## Your objective
Pick each line containing the word "image" out of the data below.

Page and application data records

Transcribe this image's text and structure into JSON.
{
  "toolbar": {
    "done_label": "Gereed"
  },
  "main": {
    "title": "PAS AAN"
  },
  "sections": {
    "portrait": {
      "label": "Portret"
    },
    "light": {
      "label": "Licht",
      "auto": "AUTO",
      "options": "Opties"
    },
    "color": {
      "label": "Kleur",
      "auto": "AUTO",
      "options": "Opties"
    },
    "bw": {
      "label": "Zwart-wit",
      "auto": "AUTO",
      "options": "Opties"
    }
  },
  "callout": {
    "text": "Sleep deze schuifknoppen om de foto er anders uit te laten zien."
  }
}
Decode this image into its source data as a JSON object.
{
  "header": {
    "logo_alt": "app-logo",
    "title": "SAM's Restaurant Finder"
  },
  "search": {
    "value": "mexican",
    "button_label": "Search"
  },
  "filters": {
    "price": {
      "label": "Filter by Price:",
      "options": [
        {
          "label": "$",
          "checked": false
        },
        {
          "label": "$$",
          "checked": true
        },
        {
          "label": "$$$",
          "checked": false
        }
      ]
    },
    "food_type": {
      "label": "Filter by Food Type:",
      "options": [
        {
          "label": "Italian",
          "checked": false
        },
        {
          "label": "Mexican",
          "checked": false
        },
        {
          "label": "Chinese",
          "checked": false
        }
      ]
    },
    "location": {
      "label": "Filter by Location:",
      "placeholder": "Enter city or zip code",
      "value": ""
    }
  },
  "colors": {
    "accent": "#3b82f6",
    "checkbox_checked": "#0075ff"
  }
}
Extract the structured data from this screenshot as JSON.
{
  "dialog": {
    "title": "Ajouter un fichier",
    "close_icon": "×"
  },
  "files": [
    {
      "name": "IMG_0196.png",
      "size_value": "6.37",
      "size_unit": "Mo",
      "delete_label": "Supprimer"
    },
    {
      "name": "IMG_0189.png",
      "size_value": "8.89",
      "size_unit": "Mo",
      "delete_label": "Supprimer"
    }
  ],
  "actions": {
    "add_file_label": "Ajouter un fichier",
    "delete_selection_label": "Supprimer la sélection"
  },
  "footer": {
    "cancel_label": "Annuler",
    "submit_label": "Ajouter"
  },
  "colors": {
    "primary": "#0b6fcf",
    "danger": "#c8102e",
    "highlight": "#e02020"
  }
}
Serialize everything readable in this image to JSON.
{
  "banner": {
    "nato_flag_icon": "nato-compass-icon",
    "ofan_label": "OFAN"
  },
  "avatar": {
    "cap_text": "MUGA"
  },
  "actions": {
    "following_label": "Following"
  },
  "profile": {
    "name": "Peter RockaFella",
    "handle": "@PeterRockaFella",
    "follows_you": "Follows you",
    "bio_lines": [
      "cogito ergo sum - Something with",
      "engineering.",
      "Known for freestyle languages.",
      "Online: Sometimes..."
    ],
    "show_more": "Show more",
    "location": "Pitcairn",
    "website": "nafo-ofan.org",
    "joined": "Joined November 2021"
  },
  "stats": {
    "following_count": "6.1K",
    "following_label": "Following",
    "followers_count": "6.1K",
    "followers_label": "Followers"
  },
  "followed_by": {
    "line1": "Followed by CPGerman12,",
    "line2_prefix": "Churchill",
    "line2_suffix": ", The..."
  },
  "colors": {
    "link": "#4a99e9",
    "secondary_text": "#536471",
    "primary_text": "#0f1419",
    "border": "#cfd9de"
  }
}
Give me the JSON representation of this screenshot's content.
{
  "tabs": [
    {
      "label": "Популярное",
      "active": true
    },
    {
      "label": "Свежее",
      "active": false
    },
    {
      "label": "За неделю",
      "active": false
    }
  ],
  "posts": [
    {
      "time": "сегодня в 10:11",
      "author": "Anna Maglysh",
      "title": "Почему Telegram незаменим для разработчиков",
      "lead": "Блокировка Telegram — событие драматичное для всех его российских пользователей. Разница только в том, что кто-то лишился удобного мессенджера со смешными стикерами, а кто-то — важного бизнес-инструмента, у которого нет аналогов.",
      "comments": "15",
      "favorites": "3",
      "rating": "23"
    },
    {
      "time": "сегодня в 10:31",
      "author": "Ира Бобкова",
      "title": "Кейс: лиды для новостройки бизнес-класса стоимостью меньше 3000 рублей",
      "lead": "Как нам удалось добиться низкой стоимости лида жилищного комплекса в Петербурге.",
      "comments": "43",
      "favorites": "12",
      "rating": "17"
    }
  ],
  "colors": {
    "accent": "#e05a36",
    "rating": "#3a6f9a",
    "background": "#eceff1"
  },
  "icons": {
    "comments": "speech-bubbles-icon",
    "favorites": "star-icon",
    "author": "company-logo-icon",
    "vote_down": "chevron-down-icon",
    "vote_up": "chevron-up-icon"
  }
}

## Problem solution
Transcribe this image's text and structure into JSON.
Decode this image into its source data as a JSON object.
Serialize everything readable in this image to JSON.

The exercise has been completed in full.